#### PROMPT
Pictures do not belong in the copy; print every entry exactly as it stands.

━━━━━ RECORDS FOR THE EXERCISE ━━━━━

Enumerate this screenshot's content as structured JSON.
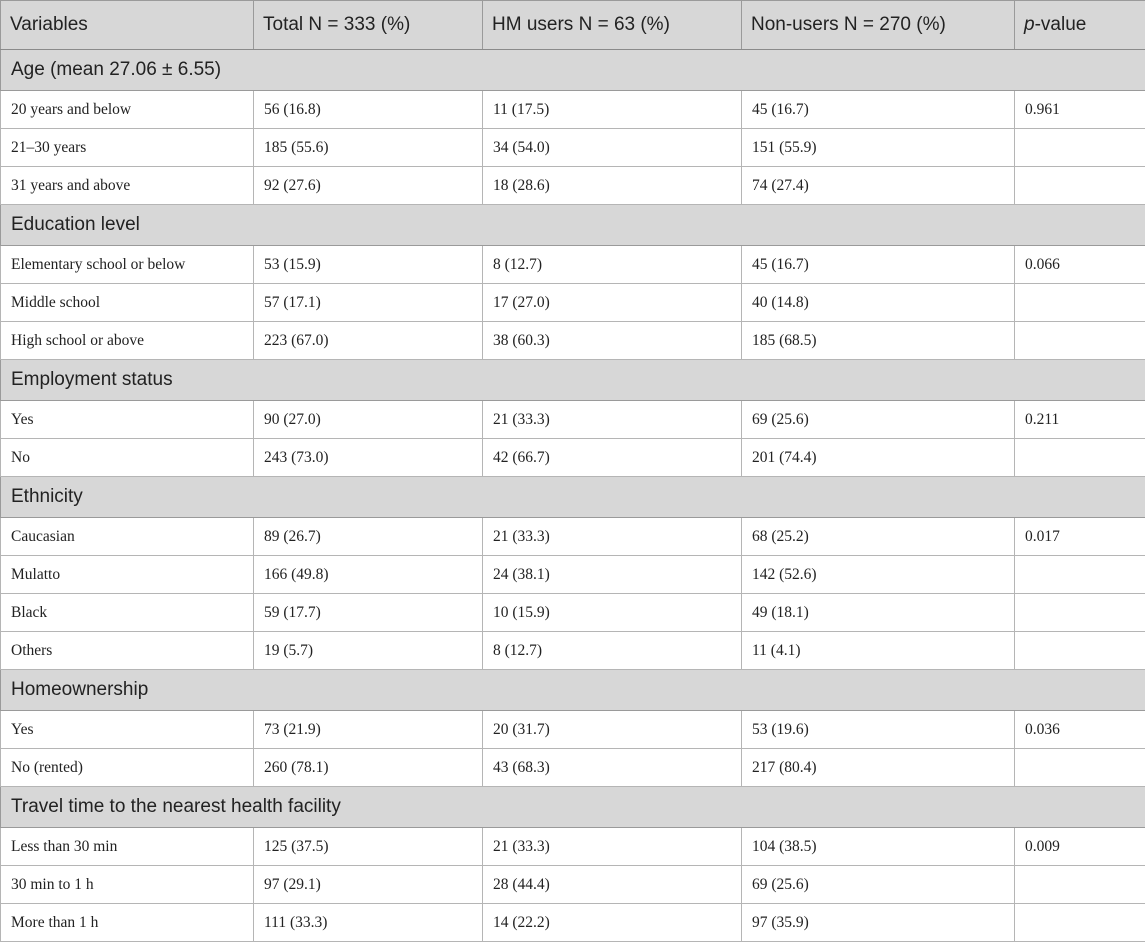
{
  "header": {
    "variables": "Variables",
    "total": "Total N = 333 (%)",
    "hm_users": "HM users N = 63 (%)",
    "non_users": "Non-users N = 270 (%)",
    "p_italic": "p",
    "p_rest": "-value"
  },
  "sections": [
    {
      "title": "Age (mean 27.06 ± 6.55)",
      "rows": [
        {
          "label": "20 years and below",
          "total": "56 (16.8)",
          "hm": "11 (17.5)",
          "non": "45 (16.7)",
          "p": "0.961"
        },
        {
          "label": "21–30 years",
          "total": "185 (55.6)",
          "hm": "34 (54.0)",
          "non": "151 (55.9)",
          "p": ""
        },
        {
          "label": "31 years and above",
          "total": "92 (27.6)",
          "hm": "18 (28.6)",
          "non": "74 (27.4)",
          "p": ""
        }
      ]
    },
    {
      "title": "Education level",
      "rows": [
        {
          "label": "Elementary school or below",
          "total": "53 (15.9)",
          "hm": "8 (12.7)",
          "non": "45 (16.7)",
          "p": "0.066"
        },
        {
          "label": "Middle school",
          "total": "57 (17.1)",
          "hm": "17 (27.0)",
          "non": "40 (14.8)",
          "p": ""
        },
        {
          "label": "High school or above",
          "total": "223 (67.0)",
          "hm": "38 (60.3)",
          "non": "185 (68.5)",
          "p": ""
        }
      ]
    },
    {
      "title": "Employment status",
      "rows": [
        {
          "label": "Yes",
          "total": "90 (27.0)",
          "hm": "21 (33.3)",
          "non": "69 (25.6)",
          "p": "0.211"
        },
        {
          "label": "No",
          "total": "243 (73.0)",
          "hm": "42 (66.7)",
          "non": "201 (74.4)",
          "p": ""
        }
      ]
    },
    {
      "title": "Ethnicity",
      "rows": [
        {
          "label": "Caucasian",
          "total": "89 (26.7)",
          "hm": "21 (33.3)",
          "non": "68 (25.2)",
          "p": "0.017"
        },
        {
          "label": "Mulatto",
          "total": "166 (49.8)",
          "hm": "24 (38.1)",
          "non": "142 (52.6)",
          "p": ""
        },
        {
          "label": "Black",
          "total": "59 (17.7)",
          "hm": "10 (15.9)",
          "non": "49 (18.1)",
          "p": ""
        },
        {
          "label": "Others",
          "total": "19 (5.7)",
          "hm": "8 (12.7)",
          "non": "11 (4.1)",
          "p": ""
        }
      ]
    },
    {
      "title": "Homeownership",
      "rows": [
        {
          "label": "Yes",
          "total": "73 (21.9)",
          "hm": "20 (31.7)",
          "non": "53 (19.6)",
          "p": "0.036"
        },
        {
          "label": "No (rented)",
          "total": "260 (78.1)",
          "hm": "43 (68.3)",
          "non": "217 (80.4)",
          "p": ""
        }
      ]
    },
    {
      "title": "Travel time to the nearest health facility",
      "rows": [
        {
          "label": "Less than 30 min",
          "total": "125 (37.5)",
          "hm": "21 (33.3)",
          "non": "104 (38.5)",
          "p": "0.009"
        },
        {
          "label": "30 min to 1 h",
          "total": "97 (29.1)",
          "hm": "28 (44.4)",
          "non": "69 (25.6)",
          "p": ""
        },
        {
          "label": "More than 1 h",
          "total": "111 (33.3)",
          "hm": "14 (22.2)",
          "non": "97 (35.9)",
          "p": ""
        }
      ]
    }
  ]
}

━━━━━

#### TASK OUTPUT
Enumerate this screenshot's content as structured JSON.
{
  "header": {
    "variables": "Variables",
    "total": "Total N = 333 (%)",
    "hm_users": "HM users N = 63 (%)",
    "non_users": "Non-users N = 270 (%)",
    "p_italic": "p",
    "p_rest": "-value"
  },
  "sections": [
    {
      "title": "Age (mean 27.06 ± 6.55)",
      "rows": [
        {
          "label": "20 years and below",
          "total": "56 (16.8)",
          "hm": "11 (17.5)",
          "non": "45 (16.7)",
          "p": "0.961"
        },
        {
          "label": "21–30 years",
          "total": "185 (55.6)",
          "hm": "34 (54.0)",
          "non": "151 (55.9)",
          "p": ""
        },
        {
          "label": "31 years and above",
          "total": "92 (27.6)",
          "hm": "18 (28.6)",
          "non": "74 (27.4)",
          "p": ""
        }
      ]
    },
    {
      "title": "Education level",
      "rows": [
        {
          "label": "Elementary school or below",
          "total": "53 (15.9)",
          "hm": "8 (12.7)",
          "non": "45 (16.7)",
          "p": "0.066"
        },
        {
          "label": "Middle school",
          "total": "57 (17.1)",
          "hm": "17 (27.0)",
          "non": "40 (14.8)",
          "p": ""
        },
        {
          "label": "High school or above",
          "total": "223 (67.0)",
          "hm": "38 (60.3)",
          "non": "185 (68.5)",
          "p": ""
        }
      ]
    },
    {
      "title": "Employment status",
      "rows": [
        {
          "label": "Yes",
          "total": "90 (27.0)",
          "hm": "21 (33.3)",
          "non": "69 (25.6)",
          "p": "0.211"
        },
        {
          "label": "No",
          "total": "243 (73.0)",
          "hm": "42 (66.7)",
          "non": "201 (74.4)",
          "p": ""
        }
      ]
    },
    {
      "title": "Ethnicity",
      "rows": [
        {
          "label": "Caucasian",
          "total": "89 (26.7)",
          "hm": "21 (33.3)",
          "non": "68 (25.2)",
          "p": "0.017"
        },
        {
          "label": "Mulatto",
          "total": "166 (49.8)",
          "hm": "24 (38.1)",
          "non": "142 (52.6)",
          "p": ""
        },
        {
          "label": "Black",
          "total": "59 (17.7)",
          "hm": "10 (15.9)",
          "non": "49 (18.1)",
          "p": ""
        },
        {
          "label": "Others",
          "total": "19 (5.7)",
          "hm": "8 (12.7)",
          "non": "11 (4.1)",
          "p": ""
        }
      ]
    },
    {
      "title": "Homeownership",
      "rows": [
        {
          "label": "Yes",
          "total": "73 (21.9)",
          "hm": "20 (31.7)",
          "non": "53 (19.6)",
          "p": "0.036"
        },
        {
          "label": "No (rented)",
          "total": "260 (78.1)",
          "hm": "43 (68.3)",
          "non": "217 (80.4)",
          "p": ""
        }
      ]
    },
    {
      "title": "Travel time to the nearest health facility",
      "rows": [
        {
          "label": "Less than 30 min",
          "total": "125 (37.5)",
          "hm": "21 (33.3)",
          "non": "104 (38.5)",
          "p": "0.009"
        },
        {
          "label": "30 min to 1 h",
          "total": "97 (29.1)",
          "hm": "28 (44.4)",
          "non": "69 (25.6)",
          "p": ""
        },
        {
          "label": "More than 1 h",
          "total": "111 (33.3)",
          "hm": "14 (22.2)",
          "non": "97 (35.9)",
          "p": ""
        }
      ]
    }
  ]
}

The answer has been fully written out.